From there you can ski/board back to the lift or continue your pilgrimage. If you look over at Mt. Gassan all you'll see is a white open bowl between you and your goalÖ No trees! After hiking the ridge around to the summit (just over one hour), you can stop at the Dewa sanzan (three mountains of dewa) shrine. From the top of the mountain (1984m), you can go off the back steep bowl or start your way down the front bowl back to the lift. If you go early enough, no later than Golden Week, you can start your journey back from the top of the mountain on your skis/board! The snow melts from the top down and the bottom up.

Access to Mt. Gassan has become so easy with the Gassan Interchange on the Yamagata Expressway, then it's just a 10km drive through the switchbacks to the parking lot. If you go during Golden Week, get there very early or you will have to park part way down the mountain and take the shuttle bus up. The lift is a 15 minute walk from the parking lot.

What You Need

Besides the essentials of backpack, extendable poles, and lots to drink, you want to be more prepared if you are planning to go back country. An emergency snow blanket, extra warm wear, hot thermos, food, whistle, compass, map, transceiver, (cell phones don't always work in the mountains, but bring one anyway), beacon, probe and shovel to name a few things.

Hydrating yourself before, during, and after hiking is essential. Sunglasses work better than goggles when climbing, as goggles tend to fog up. You will also need to make arrangements to leave a vehicle in the back of Hakkoda where you are going to come out or see if the hotel or onsen you are staying at would be willing to pick you up. Also, don't forget sunblock and a camera!

What To Expect

Expect the unexpected. Mountain weather is so unpredictable, especially when climbing. Sunshine can turn into zero visibility without warning. Be sure to check the weather report the night or morning before you head off.

In Conclusion

While you do not necessarily need a guide at Gassan, it is highly recommended to have one at Hakkoda! A lot more information about Hakkoda can be found by going to Hakkoda Powder Snow Tours. You also do not need to be an expert skier or boarder to enjoy spring snow! Seeing Japan from the top down instead of from other conventional ways can really give you a new perspective on life!

See you at the top!

About the Author

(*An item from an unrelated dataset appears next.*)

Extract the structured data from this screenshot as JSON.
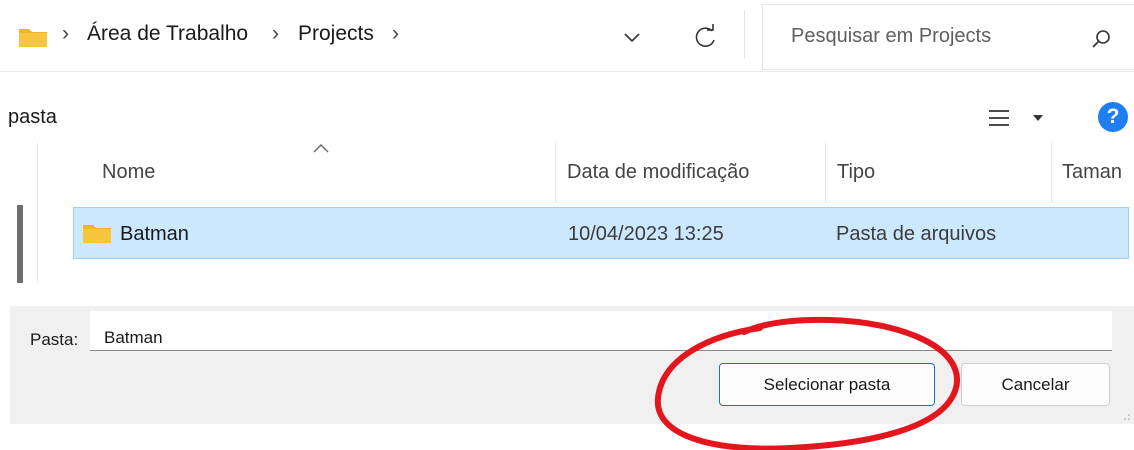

Simon Bernard is an American who has lived in Aomori for 17 years. A former skier and now a snowboarder of 12 years, he works for local Japanese government offices promoting local tourism and events. Simon is out snowboarding over 100 days each year and has worked to improve the service in, access to, and information about Hakkoda. Any questions about Hakkoda, Gassan, or for those needing English or Japanese speaking guides can be sent to him at